The release of thousands of unjustly jailed citizens, an end to solitary confinement, a ban on private prisons, and raising the bar on prosecutorial accountability are all important criminal justice reforms gaining traction on the 2020 campaign trail.
However, while political promises made in a town hall meeting sounds good, it takes a politically unified Congress and a willing president to bring to fruition promises made during a political campaign.
Criminal justice reform is difficult. It requires systemic change – a daunting but not insurmountable task. Where and how are, thus, the questions.
The Continuum of Systemic Change and Our Criminal Justice System
There are six stages in the process of systemic change. Once we identify where we are on that continuum, we can move toward a more effective and humane criminal justice system.
Here they are in a nutshell:
- Maintaining the Current System
- Upholding the law as originally designed because there is a lack of recognition that the system doesn’t work as-is.
- Awareness of Disparity in the System
- Stakeholders recognize the current system isn’t serving the people well, but the path forward is unclear at this stage.
- Exploration to Correct the System
- Communities begin to study the disparities and develop/try new approaches to combating them.
Transition Toward a New System
An actual transition, however, requires a critical mass of social and political thinking that will demand more resources to reach a newly proposed system.
Emergence of New Infrastructure
As more elements of the desired system are adopted, the emergence of a new infrastructure phases in leading to greater acceptance of the new system.
Predominance of the New System
Only when more powerful components begin to dominate practices (like actual legislation and funding behind it) will a new system become predominant.
It is at this point when key leaders begin envisioning even greater improvements. So, where does that leave the state of our current U.S. Criminal Justice System?
Well, the road to true improvement for something as massive as our criminal justice system isn’t always a linear path. In other words, we’re probably somewhere between “Awareness of Disparity” and some “Exploration.”
There are, however, two laws that provide a perfect place to start: (1) The Violent Crime Control and Law Enforcement Act of 1994 (aka, “The 1994 Crime Bill”), and (2) The Prison Litigation Reform Act.
The 1994 Crime Bill: A Sweeping Measure Against Violent Crime
- Extended prison terms and a “Three-Strikes” provision discouraging repeat offenders
- Funding toward building more prisons and expanding law enforcement teams
- Grant programs encouraging more arrests for drug-related crimes
- The Violence Against Women Act, which aimed to reduce domestic violence and rape
Here’s the thing. Those crime rates had been rising since the sixties. It literally took 30 years to implement a systemic change addressing the issue.
The Systemic Issues Stemming from a “Tough on Crime” Bill
This bill did effectively decrease crime, and it provided protections that undoubtedly have saved lives.

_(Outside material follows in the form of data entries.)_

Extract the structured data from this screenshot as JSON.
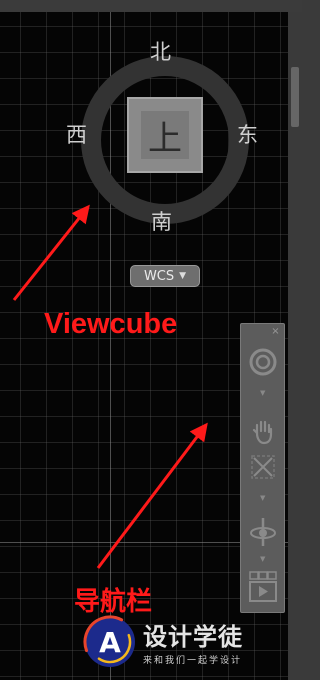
{
  "viewcube": {
    "face_label": "上",
    "north": "北",
    "south": "南",
    "west": "西",
    "east": "东",
    "coord_system": "WCS"
  },
  "annotations": {
    "viewcube_label": "Viewcube",
    "navbar_label": "导航栏",
    "annotation_color": "#ff1a1a"
  },
  "navbar": {
    "close_glyph": "×",
    "tools": [
      {
        "icon": "steering-wheel-icon"
      },
      {
        "icon": "pan-hand-icon"
      },
      {
        "icon": "zoom-extents-icon"
      },
      {
        "icon": "orbit-icon"
      },
      {
        "icon": "showmotion-icon"
      }
    ]
  },
  "watermark": {
    "logo_letter": "A",
    "title": "设计学徒",
    "subtitle": "来和我们一起学设计"
  },
  "colors": {
    "viewport_bg": "#050505",
    "panel_bg": "#3a3a3a",
    "navbar_bg": "#5c5c5c"
  }
}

However, another 30-plus years later, we are now faced with a host of issues that many people directly blame on this law; namely, mass incarceration.
As we’ve only just begun to reach the critical mass we need to build the momentum toward meaningful change, we’re shifting into an exploration phase, and ideas are beginning to surface.
Walking the Line between Exploration and Transition
Congress took a huge step forward with its passing of the First Step Act last year. This law shortened extreme drug sentencing for low-level drug crimes and expanded recovery and rehabilitation programming for the incarcerated.
Still, even once the Act is fully funded and implemented, it will not completely repair our broken criminal justice system. More change needs to come.
The Prison Litigation Reform Act: A Well-Meaning Effort to Fight Frivolous Litigation
The Prison Litigation Reform Act was another piece of legislation developed by well-meaning lawmakers who intended to help reduce frivolous litigation.
The variable they didn’t consider until after the bill passed?
That correctional officers might not comply with regulations – bending some, and completely breaking others.
When Noncompliance Becomes Civil Rights Violations
There are a number of issues that arose from this Act that led to prisoners to seek legal representation for civil rights violations. Here are two common provisions that have acted as catalysts in these civil rights suits:
- The Exhaustion Requirement says prisoners must try all possible options to remedy a complaint through the prison system before seeking the opinion of the court.
- However, there are no standard complaint systems in place, and often prisoners go ignored or their complaints become tied up for administrative reasons and aren’t ever addressed.
- Filing Fees and Strikes is a provision requiring prisoners to pay court fees in full – but many inmates don’t have the funds.
There is an option to pay in installments, but that option can be revoked when the court deems prior complaints frivolous. It’s easy to see how this might be a scenario ripe for injustice.
Ultimately, just like any other part of our rule of law, it’s all a continuous work of progress – a social experiment. And as long as we continue to identify when our systems are no longer helping, but hurting people, and work to change them, we will continue to evolve.
For now, we must start with small steps, and when we see wrongs – no matter how minor – attempt to make them right. This is the beginning of real reform.